With trucks running to 14 different states, some of which run on CNG, you have to ask–how will they get home? They’ll have to fill up somewhere. Which means there are enough CNG fueling depots scattered around, at least for some of their regular runs, that CNG will work. Oh, and diesel fuel right now (in the Binghamton area) is $4.37 per gallon. The equivalent CNG is $2.60–so you can see why Willow Run has invested in 15 CNG rigs. Continue reading
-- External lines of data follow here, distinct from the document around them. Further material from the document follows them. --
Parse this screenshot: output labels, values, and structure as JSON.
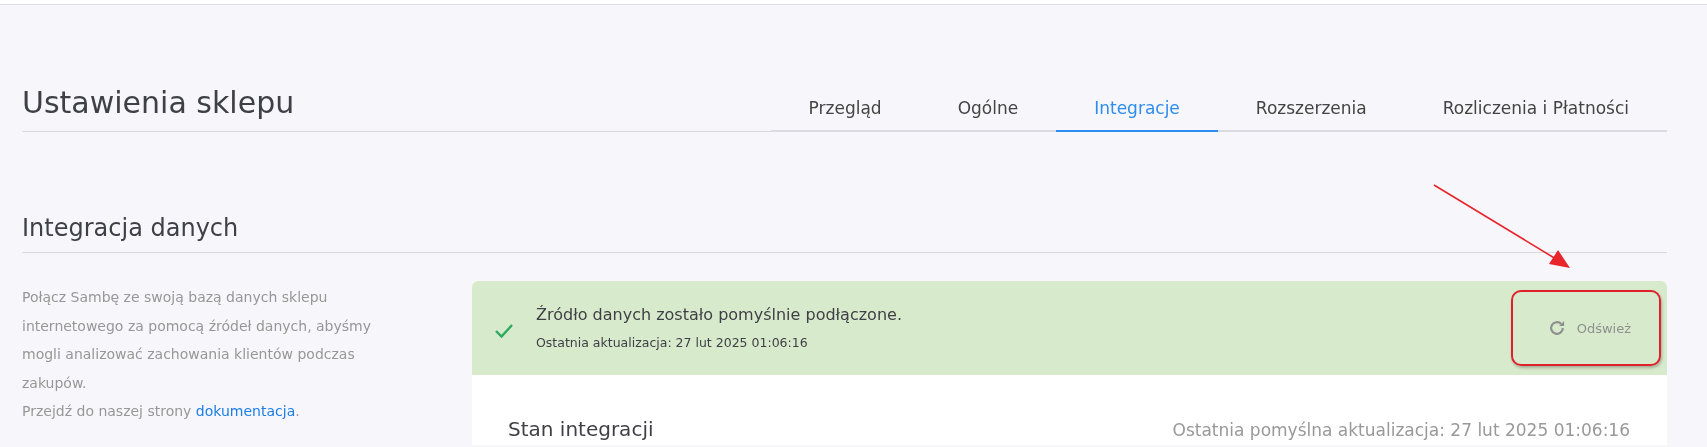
{
  "page_title": "Ustawienia sklepu",
  "tabs": [
    {
      "label": "Przegląd",
      "selected": false
    },
    {
      "label": "Ogólne",
      "selected": false
    },
    {
      "label": "Integracje",
      "selected": true
    },
    {
      "label": "Rozszerzenia",
      "selected": false
    },
    {
      "label": "Rozliczenia i Płatności",
      "selected": false
    }
  ],
  "section": {
    "heading": "Integracja danych",
    "description": "Połącz Sambę ze swoją bazą danych sklepu internetowego za pomocą źródeł danych, abyśmy mogli analizować zachowania klientów podczas zakupów.",
    "doc_prefix": "Przejdź do naszej strony ",
    "doc_link": "dokumentacja",
    "doc_suffix": "."
  },
  "banner": {
    "kind": "success",
    "message": "Źródło danych zostało pomyślnie podłączone.",
    "updated": "Ostatnia aktualizacja: 27 lut 2025 01:06:16",
    "button": "Odśwież"
  },
  "status": {
    "heading": "Stan integracji",
    "last_success": "Ostatnia pomyślna aktualizacja: 27 lut 2025 01:06:16"
  },
  "annotations": {
    "arrow": true,
    "highlight_frame": true
  }
}
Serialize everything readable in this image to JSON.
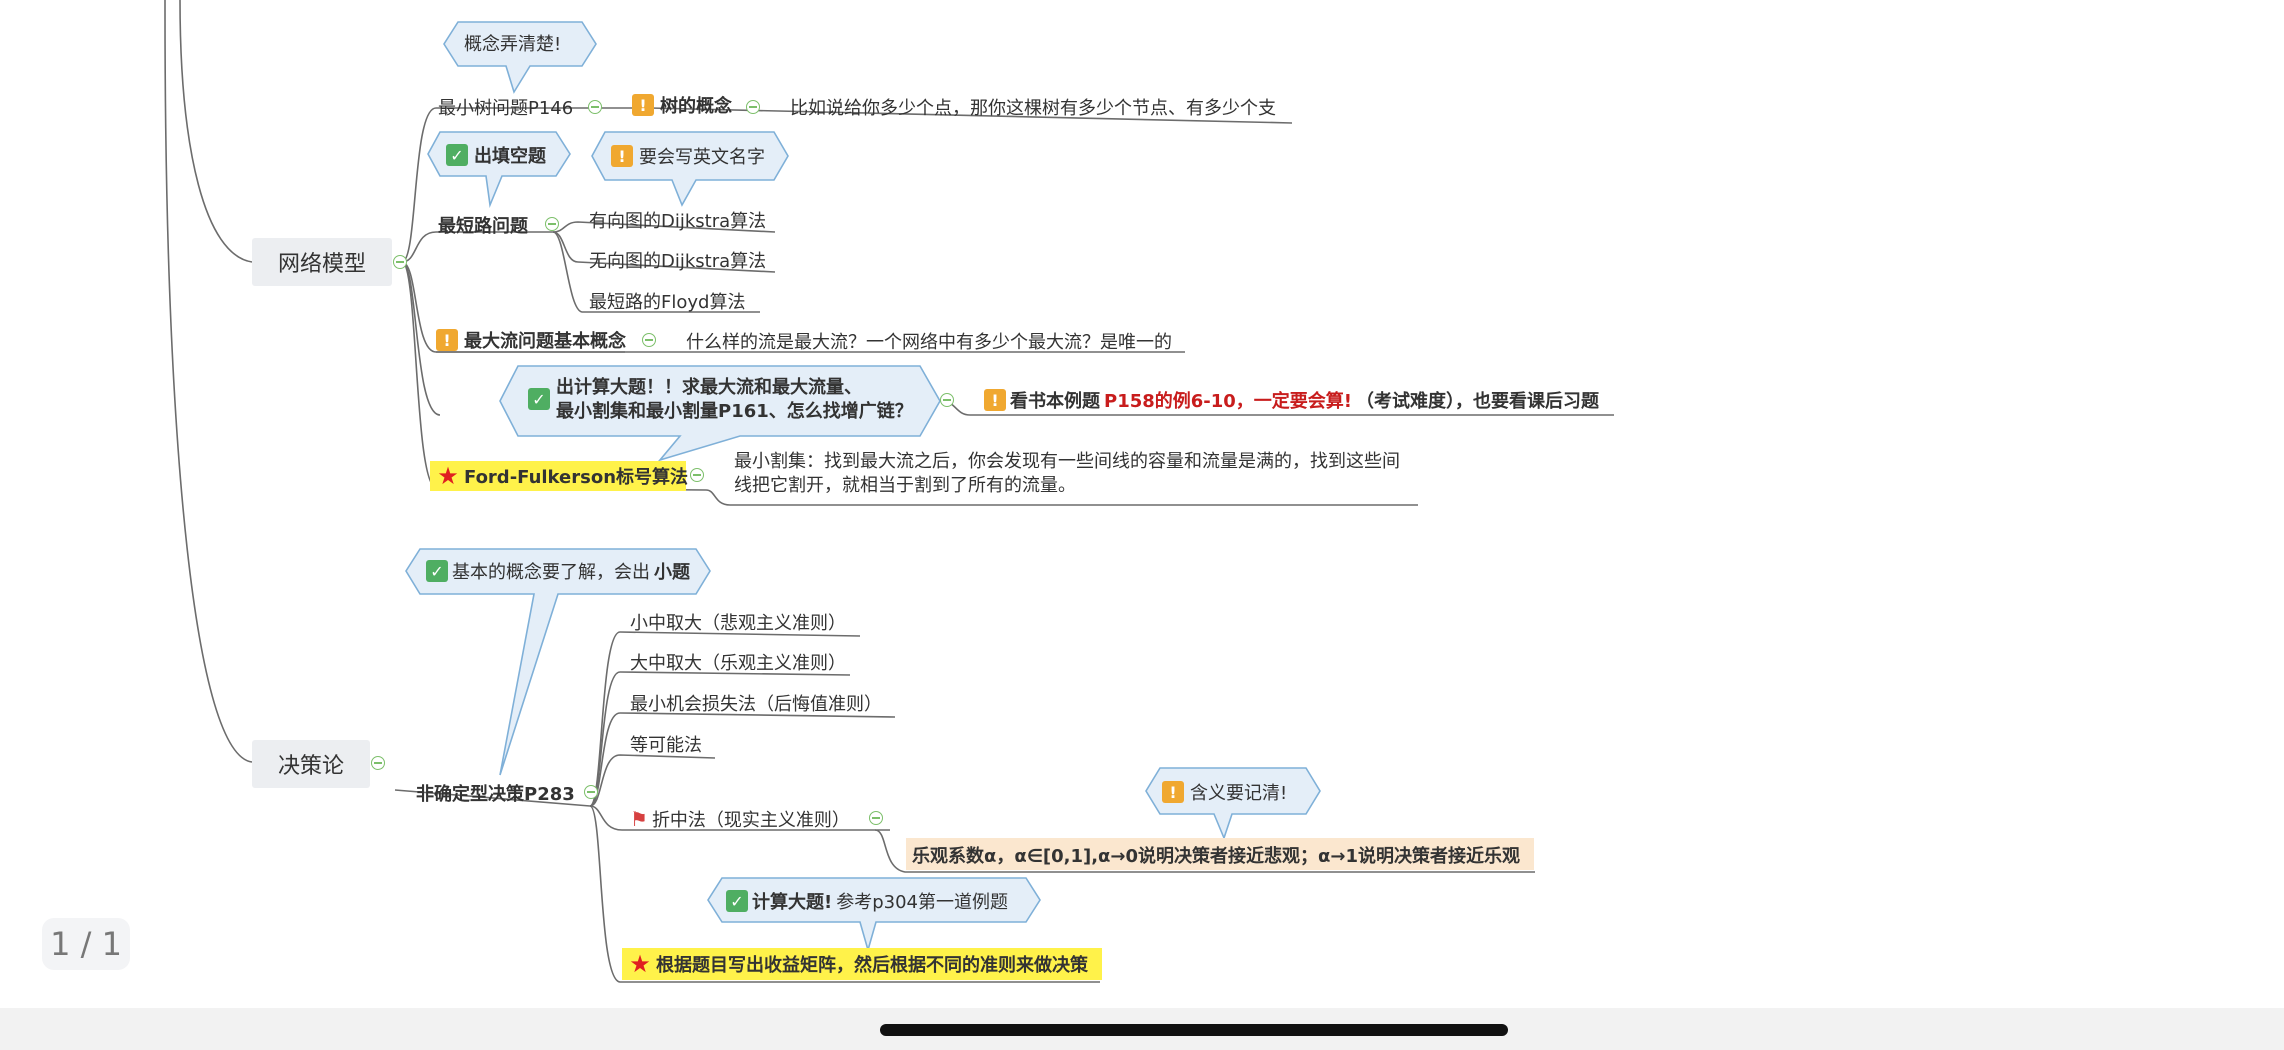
{
  "network": {
    "title": "网络模型",
    "min_tree": {
      "label": "最小树问题P146",
      "callout": "概念弄清楚!",
      "concept": "树的概念",
      "concept_note": "比如说给你多少个点，那你这棵树有多少个节点、有多少个支"
    },
    "shortest": {
      "label": "最短路问题",
      "callout": "出填空题",
      "callout2": "要会写英文名字",
      "items": [
        "有向图的Dijkstra算法",
        "无向图的Dijkstra算法",
        "最短路的Floyd算法"
      ]
    },
    "maxflow_concept": {
      "label": "最大流问题基本概念",
      "note": "什么样的流是最大流？一个网络中有多少个最大流？是唯一的"
    },
    "ff": {
      "label": "Ford-Fulkerson标号算法",
      "callout_line1": "出计算大题！！求最大流和最大流量、",
      "callout_line2": "最小割集和最小割量P161、怎么找增广链？",
      "exam_prefix": "看书本例题",
      "exam_red": "P158的例6-10，一定要会算!",
      "exam_suffix": "（考试难度），也要看课后习题",
      "cut_line1": "最小割集：找到最大流之后，你会发现有一些间线的容量和流量是满的，找到这些间",
      "cut_line2": "线把它割开，就相当于割到了所有的流量。"
    }
  },
  "decision": {
    "title": "决策论",
    "uncertain": {
      "label": "非确定型决策P283",
      "callout_prefix": "基本的概念要了解，会出",
      "callout_bold": "小题",
      "items": [
        "小中取大（悲观主义准则）",
        "大中取大（乐观主义准则）",
        "最小机会损失法（后悔值准则）",
        "等可能法"
      ],
      "compromise": "折中法（现实主义准则）",
      "compromise_callout": "含义要记清!",
      "compromise_note": "乐观系数α，α∈[0,1],α→0说明决策者接近悲观；α→1说明决策者接近乐观",
      "calc_callout_bold": "计算大题!",
      "calc_callout_rest": "参考p304第一道例题",
      "matrix": "根据题目写出收益矩阵，然后根据不同的准则来做决策"
    }
  },
  "page_indicator": "1 / 1",
  "colors": {
    "callout_fill": "#e4eef8",
    "callout_border": "#7fb0d8",
    "highlight_yellow": "#fff24a",
    "highlight_beige": "#fbe7cf",
    "red_text": "#c81c1c",
    "collapse_green": "#7cbf6a"
  },
  "icons": {
    "warning": "exclamation-icon",
    "check": "check-icon",
    "star": "star-icon",
    "flag": "flag-icon",
    "collapse": "minus-circle-icon"
  }
}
We have a chicken and egg problem with CNG (compressed natural gas) vehicles: you need vehicles with engines converted, or designed, to run on CNG, and you need a way to fuel up. Detroit is listening–they’re coming out with a flurry of new CNG vehicles this year, including the Ford F-150 pickup truck. The only thing holding it all back seems to be a way to keep the tank filled. Americans have always been of the mindset that you head on down to the local filling station or these days, convenience store, to fill ‘er up. Filling stations are slowly beginning to offer CNG (and along interstate highways, LNG for big rigs), but it’s not happening nearly fast enough.
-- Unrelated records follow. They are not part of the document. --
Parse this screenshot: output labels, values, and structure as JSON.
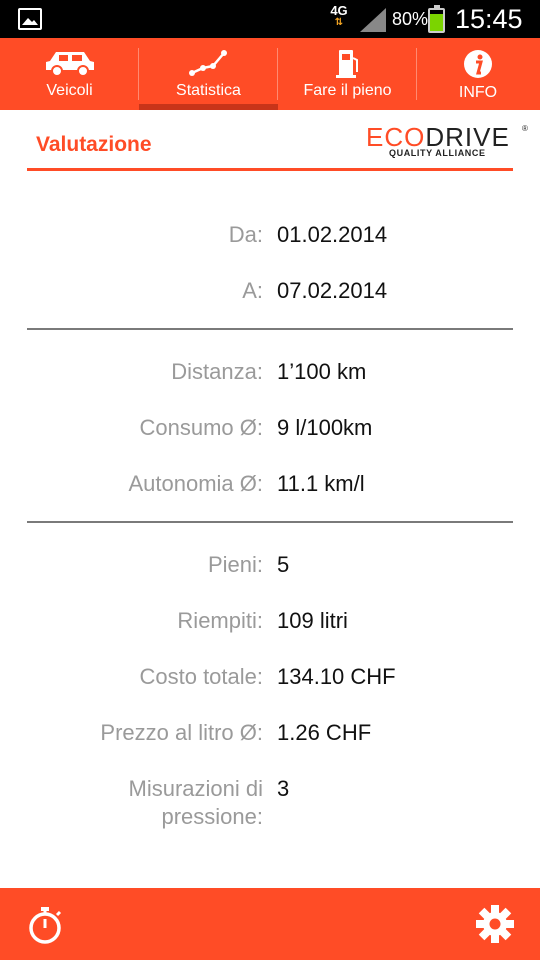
{
  "status_bar": {
    "network": "4G",
    "battery_percent": "80%",
    "battery_level": 0.8,
    "time": "15:45"
  },
  "tabs": [
    {
      "label": "Veicoli",
      "icon": "car-icon"
    },
    {
      "label": "Statistica",
      "icon": "chart-line-icon",
      "active": true
    },
    {
      "label": "Fare il pieno",
      "icon": "fuel-pump-icon"
    },
    {
      "label": "INFO",
      "icon": "info-icon"
    }
  ],
  "header": {
    "title": "Valutazione",
    "logo_eco": "ECO",
    "logo_drive": "DRIVE",
    "logo_reg": "®",
    "logo_tagline": "QUALITY ALLIANCE"
  },
  "period": {
    "from_label": "Da:",
    "from_value": "01.02.2014",
    "to_label": "A:",
    "to_value": "07.02.2014"
  },
  "consumption": {
    "distance_label": "Distanza:",
    "distance_value": "1’100 km",
    "avg_consumption_label": "Consumo Ø:",
    "avg_consumption_value": "9 l/100km",
    "avg_range_label": "Autonomia Ø:",
    "avg_range_value": "11.1 km/l"
  },
  "refuel": {
    "fillups_label": "Pieni:",
    "fillups_value": "5",
    "filled_label": "Riempiti:",
    "filled_value": "109 litri",
    "total_cost_label": "Costo totale:",
    "total_cost_value": "134.10 CHF",
    "avg_price_label": "Prezzo al litro Ø:",
    "avg_price_value": "1.26 CHF",
    "pressure_label_line1": "Misurazioni di",
    "pressure_label_line2": "pressione:",
    "pressure_value": "3"
  },
  "colors": {
    "accent": "#ff4c26",
    "active_tab_underline": "#c83419",
    "label_gray": "#9a9a9a"
  }
}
Since you can burn the very same natural gas in your vehicle that you use to heat your home and cook with, wouldn’t it be great if there were a box you could hang on your garage wall that enables you to compress the gas from the local utility company to be used at home–just fill ‘er up at home? Wow, that would be awesome–and that’s just what an Ohio start-up company, using technology innovated at Ohio State University, is doing. With a $1 million investment from OSU, Simple-Fill is launching a very cool solution for businesses and homeowners that will enable them to use their existing natural gas hookup to fill up their CNG vehicles. Imagine never having to stop by the convenience store again (except to pick up a lottery ticket)… Continue reading
One week ago, MDN editor Jim Willis attended the Platts Global Energy Outlook Forum in New York City. The Forum, an annual event that attracts the titans of the worldwide energy industry, was held at the swanky Waldorf Astoria Hotel. Although Jim has been traveling to NYC for years and prides himself on his ability to navigate Manhattan on the subway, every now and again he botches it–like this time. So he ended up walking an extra 6-7 city blocks after getting off at the wrong stop (doh!). But that’s OK. It was a brisk day and the walk did him good.
Rather than get on the ungodly 3:10 am bus from Binghamton to NYC, Jim elected to ride the 6:10 am bus, which was late arriving at the Port Authority due to traffic at the Lincoln Tunnel. So he missed the first session and joined the second session shortly after it had begun. But wow, what a session it was! Below Jim shares his notes from the session “Switching, Ditching and Bridging Fuels,” his notes and impressions from the lunch keynote address by DOE Sec. Ernest Moniz, and his notes from the afternoon session titled, “Midstream Gathers Momentum”. Jim got to hear some of the biggest names in energy. It was all a bit heady for a “small time” natural gas blogger with an attitude… Continue reading